Varifocal lenses, also known as progressive lenses, are eyeglasses with multiple focal points that allow you to see clearly at all distances. If you’ve ever worn glasses, you know how uncomfortable it can be to switch between two pairs of glasses for different tasks.

With varifocals, you get one pair of glasses with a seamless transition from distance to close-up vision. This post will dive into the details of how varifocal lenses work, the ease of adapting to them, and tips for adjusting quickly.

How Do Varifocal Lenses Work?

Varifocals are unique in that they are designed with multiple corrective lens powers in each lens so that you can experience clear vision at all distances without having to switch between two or more pairs of glasses.

These lenses contain three distinct zones – a near zone for reading and computer work, an intermediate zone for using smartphones or working on a laptop keyboard, and a distance zone for driving or watching TV.

As you move your eyes up or down while wearing the glasses, the lens adjusts accordingly so that you can clearly see objects at different distances. This will also allow you to easily switch between near and far vision without any noticeable change in image clarity. The strength of the power in these zones varies depending on your prescription and needs.

Are Varifocal Glasses Easy to Get Used To?

This question is highly individualized – everyone adjusts differently when switching from single-vision lenses to varifocals; for some people, the adjustment period may be relatively short and painless, while others may need more time to get used to their new glasses.

Some common issues that people face when adjusting to varifocal lenses include:

  • A noticeable distortion or “swim effect” in the peripheral vision
  • Difficulty adjusting to the change in prescription in the transition area of the lens
  • An adjustment period for the eyes to coordinate with the new lens prescription

Also, it is not uncommon for wearers to experience dizziness or headaches when using varifocals for the first few weeks or even months after purchase. However, these issues are temporary and will generally subside once your eyes become accustomed to them.

It’s important to remember that these types of lenses are much more powerful than regular glasses and require some getting used to.

How Long Will Adjusting to Varifocal Lenses Take?

The amount of time it takes for someone to adjust to their new varifocals depends largely on how well they adapt visually.

Generally speaking though, most people take anywhere from five days up to two weeks before they feel comfortable with their new glasses. It is important to remember that your eyes need time to adjust, and every person’s adjustment period is different—don’t get discouraged if it takes longer than expected.

During this time, it is important not only to give your eyes time but also to pay attention to any potential dizziness or headaches associated with the change in prescription strength and frame shape, as these could be indicators that something isn’t quite right.

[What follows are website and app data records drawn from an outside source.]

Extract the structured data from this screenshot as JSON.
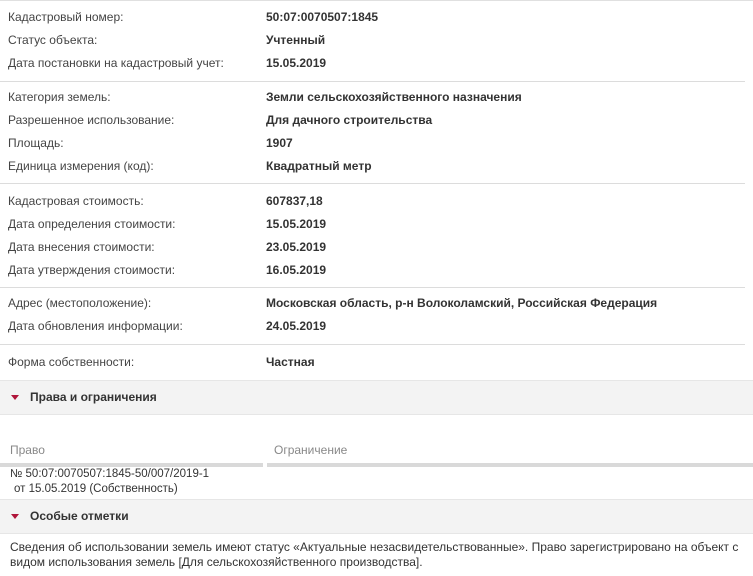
{
  "object_info": [
    {
      "label": "Кадастровый номер:",
      "value": "50:07:0070507:1845"
    },
    {
      "label": "Статус объекта:",
      "value": "Учтенный"
    },
    {
      "label": "Дата постановки на кадастровый учет:",
      "value": "15.05.2019"
    }
  ],
  "land_info": [
    {
      "label": "Категория земель:",
      "value": "Земли сельскохозяйственного назначения"
    },
    {
      "label": "Разрешенное использование:",
      "value": "Для дачного строительства"
    },
    {
      "label": "Площадь:",
      "value": "1907"
    },
    {
      "label": "Единица измерения (код):",
      "value": "Квадратный метр"
    }
  ],
  "cost_info": [
    {
      "label": "Кадастровая стоимость:",
      "value": "607837,18"
    },
    {
      "label": "Дата определения стоимости:",
      "value": "15.05.2019"
    },
    {
      "label": "Дата внесения стоимости:",
      "value": "23.05.2019"
    },
    {
      "label": "Дата утверждения стоимости:",
      "value": "16.05.2019"
    }
  ],
  "address_info": [
    {
      "label": "Адрес (местоположение):",
      "value": "Московская область, р-н Волоколамский, Российская Федерация"
    },
    {
      "label": "Дата обновления информации:",
      "value": "24.05.2019"
    }
  ],
  "ownership": {
    "label": "Форма собственности:",
    "value": "Частная"
  },
  "rights_section": {
    "title": "Права и ограничения",
    "columns": [
      "Право",
      "Ограничение"
    ],
    "right_line1": "№ 50:07:0070507:1845-50/007/2019-1",
    "right_line2": "от 15.05.2019  (Собственность)"
  },
  "special_section": {
    "title": "Особые отметки",
    "text": "Сведения об использовании земель имеют статус «Актуальные незасвидетельствованные». Право зарегистрировано на объект с видом использования земель [Для сельскохозяйственного производства]."
  },
  "colors": {
    "accent": "#b0153a",
    "header_bg": "#f3f3f3",
    "divider": "#dcdcdc"
  },
  "icons": {
    "section_toggle": "triangle-down-icon"
  }
}
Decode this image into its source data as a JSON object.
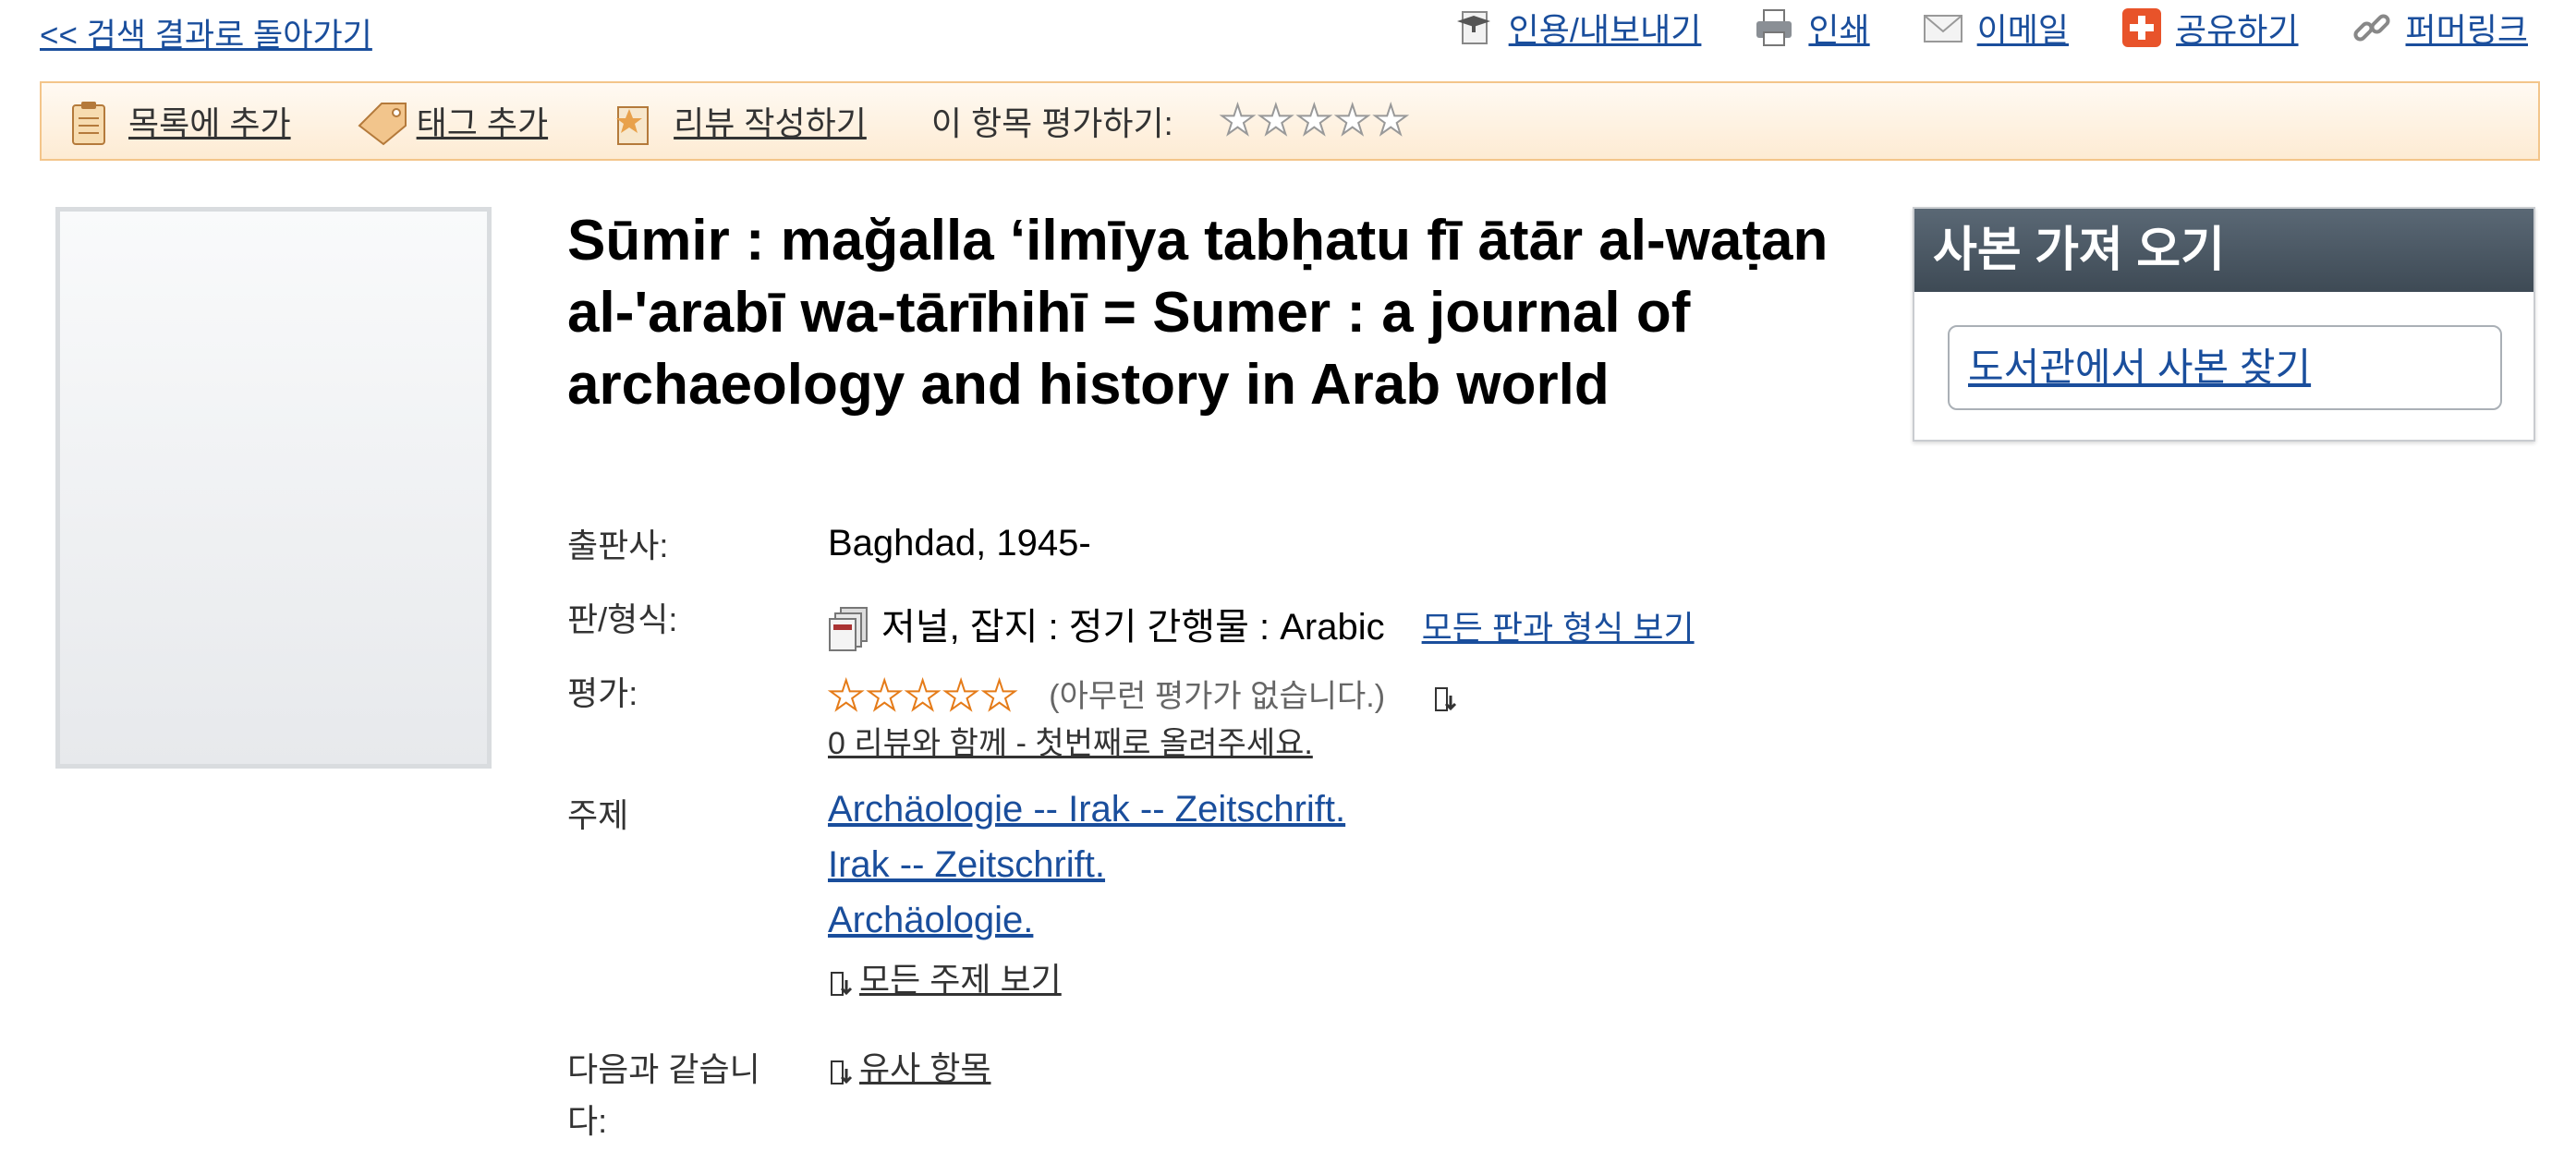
{
  "nav": {
    "back_label": "<< 검색 결과로 돌아가기"
  },
  "top_actions": [
    {
      "label": "인용/내보내기",
      "icon": "cite-export-icon"
    },
    {
      "label": "인쇄",
      "icon": "print-icon"
    },
    {
      "label": "이메일",
      "icon": "email-icon"
    },
    {
      "label": "공유하기",
      "icon": "share-icon"
    },
    {
      "label": "퍼머링크",
      "icon": "permalink-icon"
    }
  ],
  "toolbar": {
    "add_to_list": "목록에 추가",
    "add_tag": "태그 추가",
    "write_review": "리뷰 작성하기",
    "rate_label": "이 항목 평가하기:",
    "rating_stars": 0
  },
  "record": {
    "title": "Sūmir : mağalla ʻilmīya tabḥatu fī ātār al-waṭan al-'arabī wa-tārīhihī = Sumer : a journal of archaeology and history in Arab world",
    "publisher_label": "출판사:",
    "publisher_value": "Baghdad, 1945-",
    "format_label": "판/형식:",
    "format_value": "저널, 잡지 : 정기 간행물 : Arabic",
    "format_view_all": "모든 판과 형식 보기",
    "rating_label": "평가:",
    "rating_value": 0,
    "no_ratings": "(아무런 평가가 없습니다.)",
    "reviews_link": "0 리뷰와 함께 - 첫번째로 올려주세요.",
    "subjects_label": "주제",
    "subjects": [
      "Archäologie -- Irak -- Zeitschrift.",
      "Irak -- Zeitschrift.",
      "Archäologie."
    ],
    "view_all_subjects": "모든 주제 보기",
    "similar_label": "다음과 같습니다:",
    "similar_link": "유사 항목"
  },
  "get_copy": {
    "header": "사본 가져 오기",
    "find_button": "도서관에서 사본 찾기"
  },
  "colors": {
    "link": "#1a4e9c",
    "toolbar_bg": "#fdebd3",
    "toolbar_border": "#f3c58a",
    "panel_header": "#4a5661",
    "star_orange": "#e57b18"
  }
}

However, there are a few things that you can do during this period however, such as avoiding sudden movements while looking through your lenses and taking time each day just focus on different objects around you at different distances. This will help speed up the adjustment process and make it easier for your eyesight to get used to its new environment.

Tips For Adjusting Quickly With Varifocals Lenses

If you’re just starting to wear varifocal lenses, here are more tips to help you adjust more quickly:

  • Start by wearing your new glasses for short periods at first (about 30 minutes) and gradually increase the amount of time throughout the week until you reach a full day’s worth       
  • When looking at objects up close (like when reading), make sure your head is tilted slightly forward so that you are taking advantage of the near zone
  • When looking at objects far away (like when looking out a window), make sure your head is tilted slightly back so that you are taking advantage of the distance zone 
  • Practice focusing between near and far distances often during each day in order to help retrain your eyes
  • Don’t forget about your peripheral vision – when changing focal points, try not to move just your eyes but rather move both your head and eyes together
  • Avoid sudden movements when looking through your lenses. This will help prevent eye strain by allowing your eyes more time to adjust between focuses
  • Spend some extra time each day just looking at various objects around you at various distances so that your eyes can get used to shifting between focuses more quickly
  • If you’re still having trouble adjusting after a few weeks or months of trying, don’t hesitate to speak with an optician about possible solutions or if there are any additional tips they can provide specific to the type/model of varifocal lens prescribed specifically for you

Find The Perfect Pair Of Varifocal Glasses To Meet Your Needs

Wearing varifocal lenses can be intimidating as it requires retraining our eyes after years of being accustomed to wearing single-vision contact lenses or eyeglasses. This process may seem overwhelming at first however, patience and practice go a long way. Although adjusting can take time, once you do get used to wearing varifocal lenses, they can help improve overall visual clarity and make everyday activities easier!

If you’re considering making the switch but aren’t sure if they’re right for you, then contact Reglaze 4 U today at 0116 367 6015 or email us at  – our team of experts can help and guide you through selecting and adjusting with varifocal lenses. We’ll be happy to assist/answer any questions or concerns regarding varifocal glasses!